◆ **PROBLEM DESCRIPTION**: Output the entries exactly as they appear. Pictures should not be included.

*** MATERIAL SUPPLIED ***

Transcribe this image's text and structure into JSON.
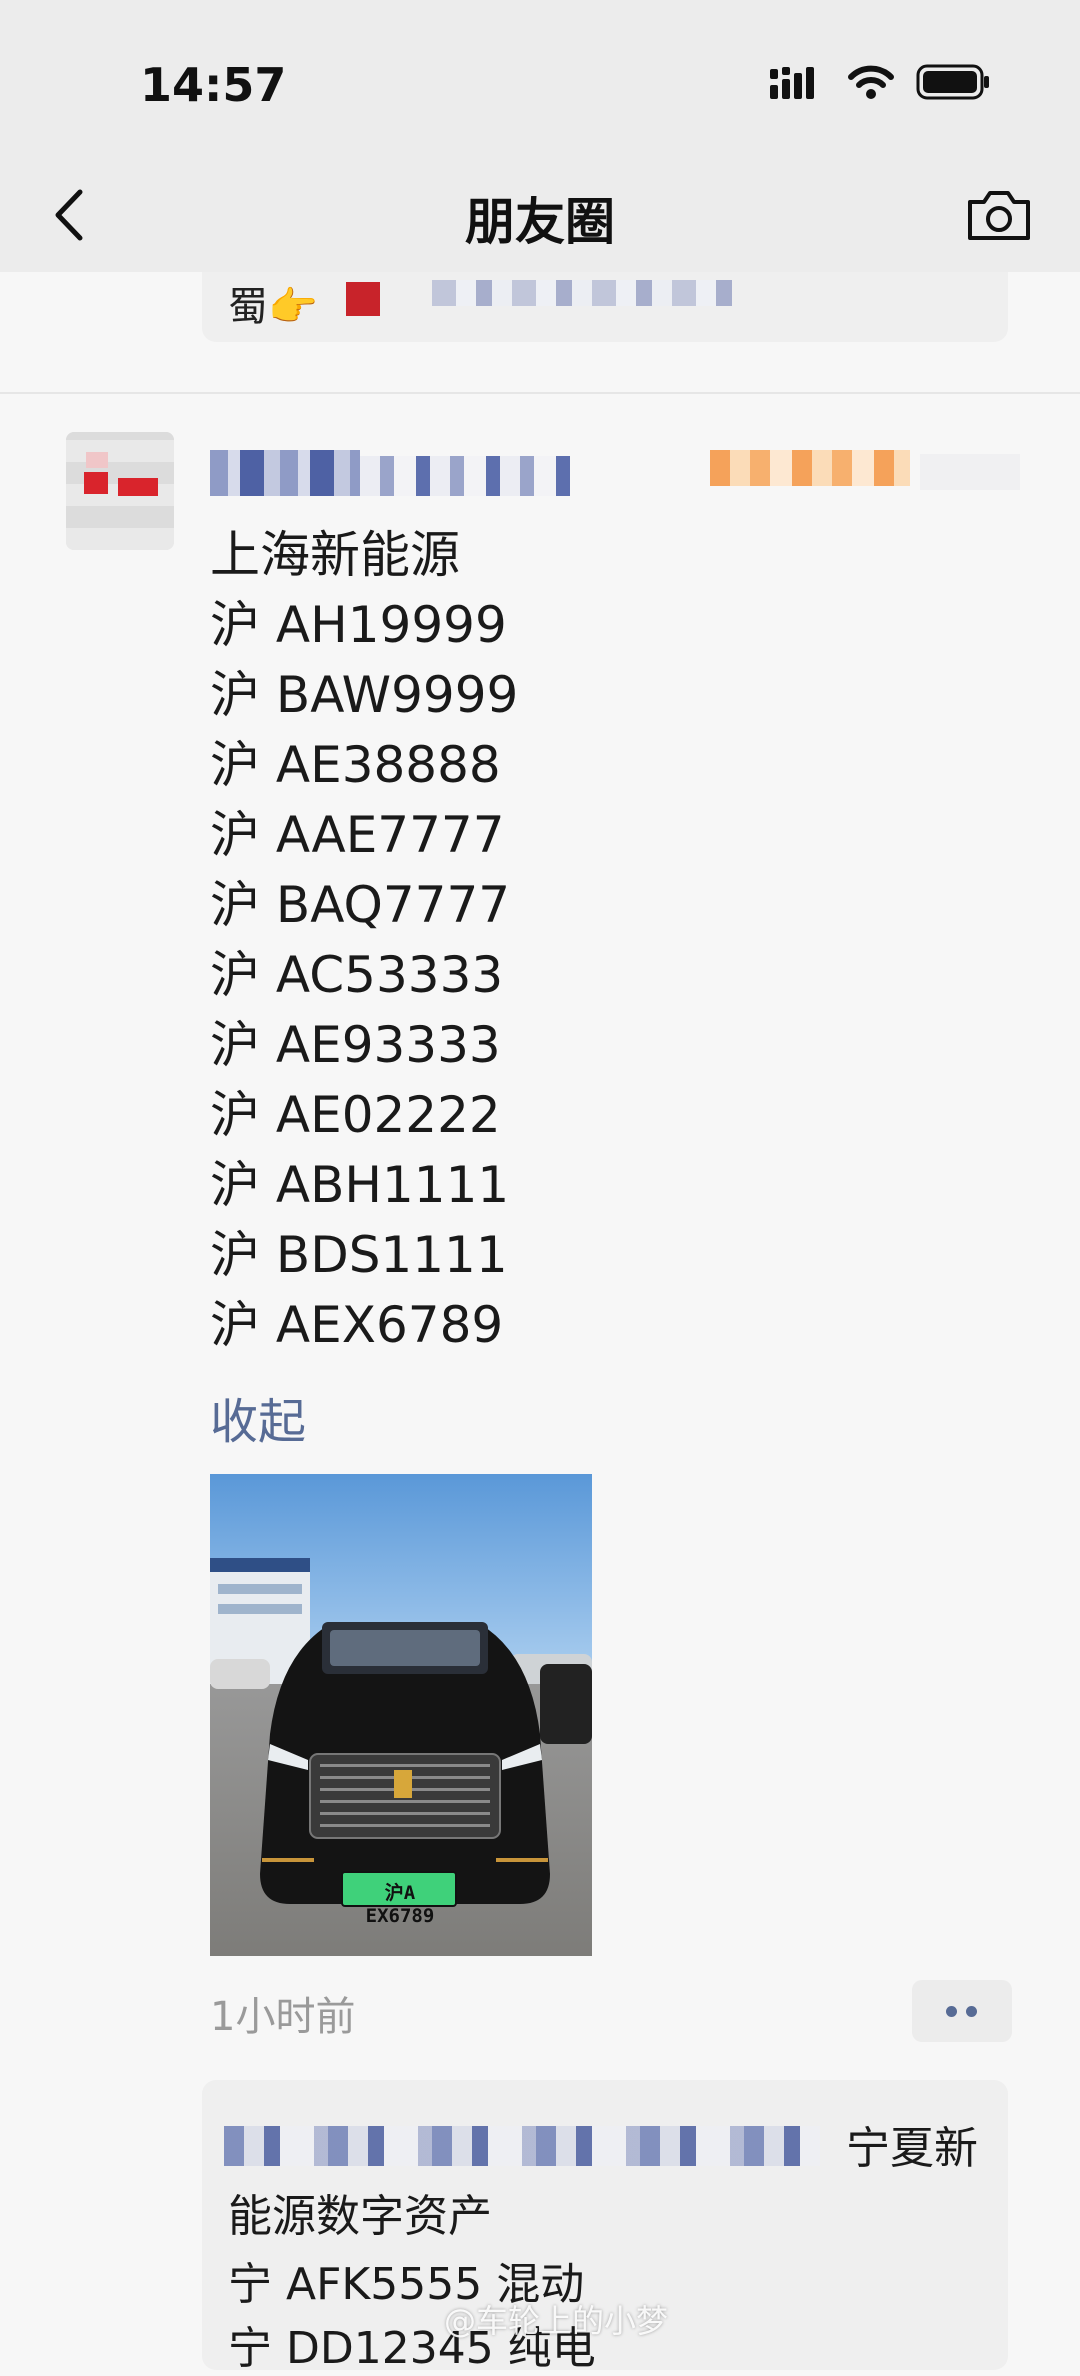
{
  "status_bar": {
    "time": "14:57"
  },
  "nav": {
    "title": "朋友圈"
  },
  "prev_comment": {
    "text": "蜀👉"
  },
  "post": {
    "lines": [
      "上海新能源",
      "沪 AH19999",
      "沪 BAW9999",
      "沪 AE38888",
      "沪 AAE7777",
      "沪 BAQ7777",
      "沪 AC53333",
      "沪 AE93333",
      "沪 AE02222",
      "沪 ABH1111",
      "沪 BDS1111",
      "沪 AEX6789"
    ],
    "collapse_label": "收起",
    "plate_text": "沪A EX6789",
    "time_ago": "1小时前"
  },
  "comment": {
    "line1_tail": "宁夏新",
    "line2": "能源数字资产",
    "line3": "宁 AFK5555 混动",
    "line4": "宁 DD12345 纯电"
  },
  "watermark": "@车轮上的小梦",
  "colors": {
    "link": "#576b95",
    "bar": "#ececec",
    "bg": "#f7f7f7"
  }
}
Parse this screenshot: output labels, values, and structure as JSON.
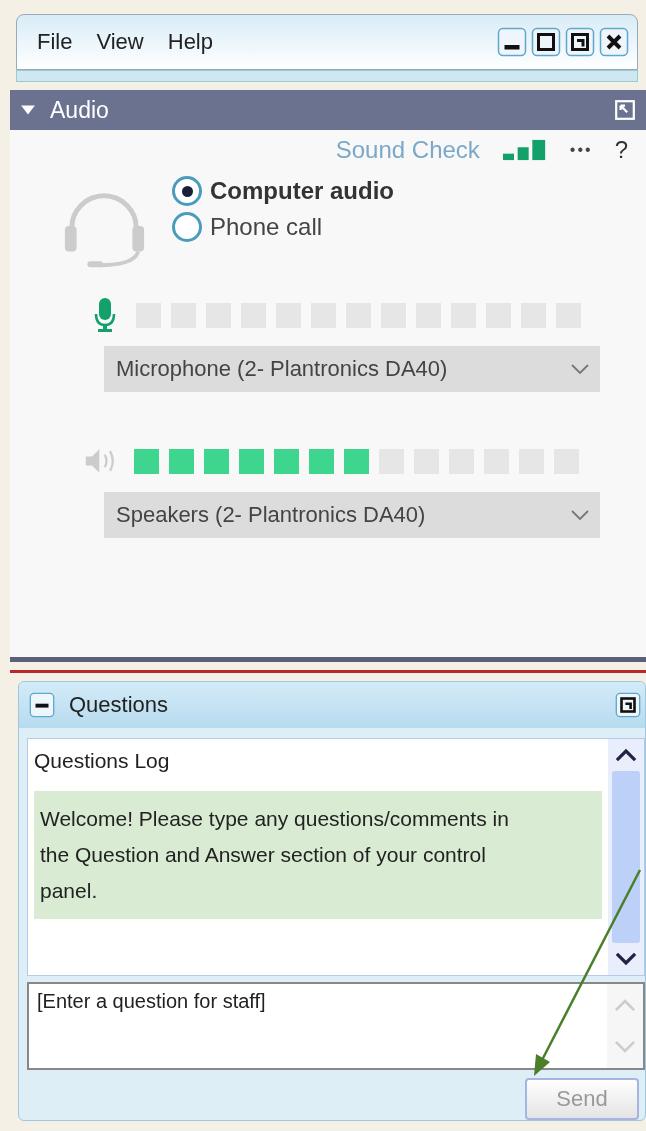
{
  "menu": [
    "File",
    "View",
    "Help"
  ],
  "audio": {
    "title": "Audio",
    "expanded": true,
    "sound_check": "Sound Check",
    "more": "•••",
    "help": "?",
    "options": [
      {
        "label": "Computer audio",
        "selected": true
      },
      {
        "label": "Phone call",
        "selected": false
      }
    ],
    "devices": [
      {
        "kind": "microphone",
        "value": "Microphone (2- Plantronics DA40)"
      },
      {
        "kind": "speaker",
        "level": 0.54,
        "value": "Speakers (2- Plantronics DA40)"
      }
    ]
  },
  "questions": {
    "title": "Questions",
    "expanded": true,
    "log_title": "Questions Log",
    "message": "Welcome! Please type any questions/comments in the Question and Answer section of your control panel.",
    "placeholder": "[Enter a question for staff]",
    "send": {
      "label": "Send",
      "disabled": true
    }
  }
}
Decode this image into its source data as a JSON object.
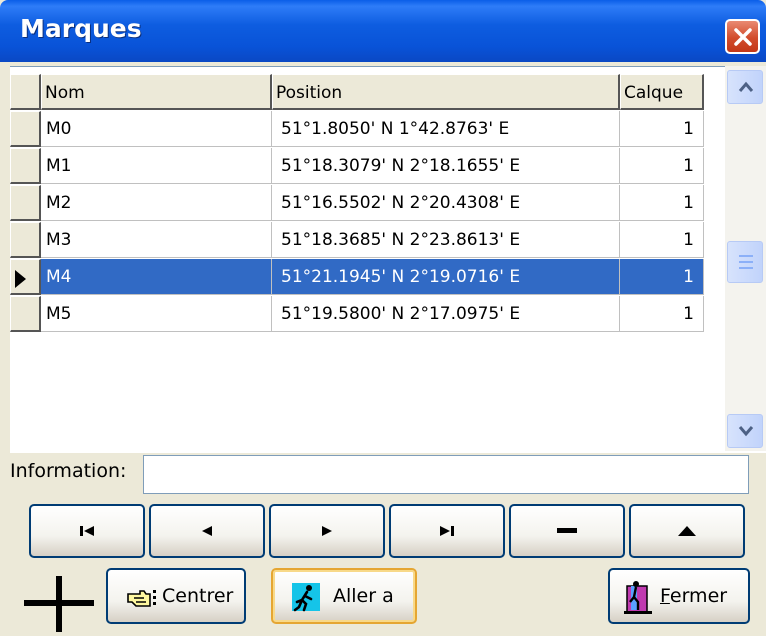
{
  "window": {
    "title": "Marques"
  },
  "grid": {
    "columns": [
      "Nom",
      "Position",
      "Calque"
    ],
    "rows": [
      {
        "nom": "M0",
        "position": "51°1.8050' N  1°42.8763' E",
        "calque": "1",
        "selected": false
      },
      {
        "nom": "M1",
        "position": "51°18.3079' N  2°18.1655' E",
        "calque": "1",
        "selected": false
      },
      {
        "nom": "M2",
        "position": "51°16.5502' N  2°20.4308' E",
        "calque": "1",
        "selected": false
      },
      {
        "nom": "M3",
        "position": "51°18.3685' N  2°23.8613' E",
        "calque": "1",
        "selected": false
      },
      {
        "nom": "M4",
        "position": "51°21.1945' N  2°19.0716' E",
        "calque": "1",
        "selected": true
      },
      {
        "nom": "M5",
        "position": "51°19.5800' N  2°17.0975' E",
        "calque": "1",
        "selected": false
      }
    ]
  },
  "info": {
    "label": "Information:",
    "value": ""
  },
  "nav_buttons": [
    "first-icon",
    "previous-icon",
    "next-icon",
    "last-icon",
    "minus-icon",
    "up-triangle-icon"
  ],
  "actions": {
    "centrer_label": "Centrer",
    "aller_label": "Aller a",
    "fermer_label": "Fermer",
    "fermer_mnemonic": "F",
    "fermer_rest": "ermer"
  },
  "colors": {
    "title_bar": "#0a5ee8",
    "selection": "#316ac5",
    "close_button": "#d24c2c",
    "default_button_border": "#e5a632"
  }
}
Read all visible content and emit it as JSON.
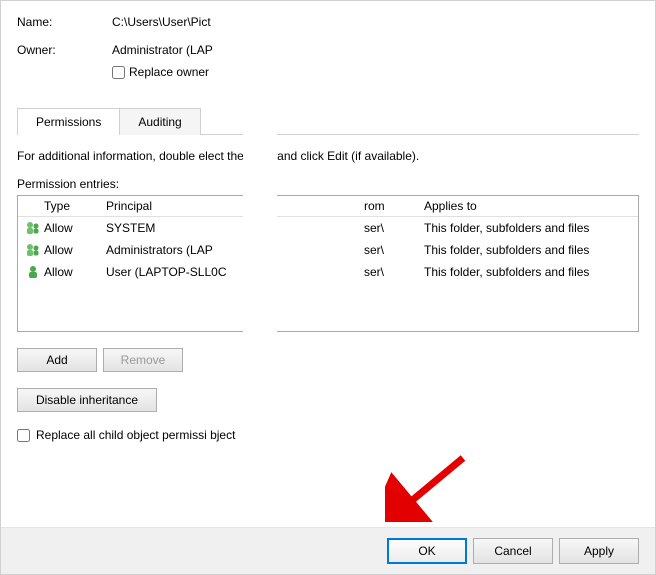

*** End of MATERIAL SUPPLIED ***

◆ **RESULT FOR THIS EXERCISE**:
Transcribe this image's text and structure into JSON.
{
  "status_bar": {
    "time": "14:57"
  },
  "nav": {
    "title": "朋友圈"
  },
  "prev_comment": {
    "text": "蜀👉"
  },
  "post": {
    "lines": [
      "上海新能源",
      "沪 AH19999",
      "沪 BAW9999",
      "沪 AE38888",
      "沪 AAE7777",
      "沪 BAQ7777",
      "沪 AC53333",
      "沪 AE93333",
      "沪 AE02222",
      "沪 ABH1111",
      "沪 BDS1111",
      "沪 AEX6789"
    ],
    "collapse_label": "收起",
    "plate_text": "沪A EX6789",
    "time_ago": "1小时前"
  },
  "comment": {
    "line1_tail": "宁夏新",
    "line2": "能源数字资产",
    "line3": "宁 AFK5555 混动",
    "line4": "宁 DD12345 纯电"
  },
  "watermark": "@车轮上的小梦",
  "colors": {
    "link": "#576b95",
    "bar": "#ececec",
    "bg": "#f7f7f7"
  }
}
Parse this screenshot: output labels, values, and structure as JSON.
{
  "menu": [
    "File",
    "View",
    "Help"
  ],
  "audio": {
    "title": "Audio",
    "expanded": true,
    "sound_check": "Sound Check",
    "more": "•••",
    "help": "?",
    "options": [
      {
        "label": "Computer audio",
        "selected": true
      },
      {
        "label": "Phone call",
        "selected": false
      }
    ],
    "devices": [
      {
        "kind": "microphone",
        "value": "Microphone (2- Plantronics DA40)"
      },
      {
        "kind": "speaker",
        "level": 0.54,
        "value": "Speakers (2- Plantronics DA40)"
      }
    ]
  },
  "questions": {
    "title": "Questions",
    "expanded": true,
    "log_title": "Questions Log",
    "message": "Welcome! Please type any questions/comments in the Question and Answer section of your control panel.",
    "placeholder": "[Enter a question for staff]",
    "send": {
      "label": "Send",
      "disabled": true
    }
  }
}
Decode this image into its source data as a JSON object.
{
  "window": {
    "title": "Marques"
  },
  "grid": {
    "columns": [
      "Nom",
      "Position",
      "Calque"
    ],
    "rows": [
      {
        "nom": "M0",
        "position": "51°1.8050' N  1°42.8763' E",
        "calque": "1",
        "selected": false
      },
      {
        "nom": "M1",
        "position": "51°18.3079' N  2°18.1655' E",
        "calque": "1",
        "selected": false
      },
      {
        "nom": "M2",
        "position": "51°16.5502' N  2°20.4308' E",
        "calque": "1",
        "selected": false
      },
      {
        "nom": "M3",
        "position": "51°18.3685' N  2°23.8613' E",
        "calque": "1",
        "selected": false
      },
      {
        "nom": "M4",
        "position": "51°21.1945' N  2°19.0716' E",
        "calque": "1",
        "selected": true
      },
      {
        "nom": "M5",
        "position": "51°19.5800' N  2°17.0975' E",
        "calque": "1",
        "selected": false
      }
    ]
  },
  "info": {
    "label": "Information:",
    "value": ""
  },
  "nav_buttons": [
    "first-icon",
    "previous-icon",
    "next-icon",
    "last-icon",
    "minus-icon",
    "up-triangle-icon"
  ],
  "actions": {
    "centrer_label": "Centrer",
    "aller_label": "Aller a",
    "fermer_label": "Fermer",
    "fermer_mnemonic": "F",
    "fermer_rest": "ermer"
  },
  "colors": {
    "title_bar": "#0a5ee8",
    "selection": "#316ac5",
    "close_button": "#d24c2c",
    "default_button_border": "#e5a632"
  }
}
Read all visible content and emit it as JSON.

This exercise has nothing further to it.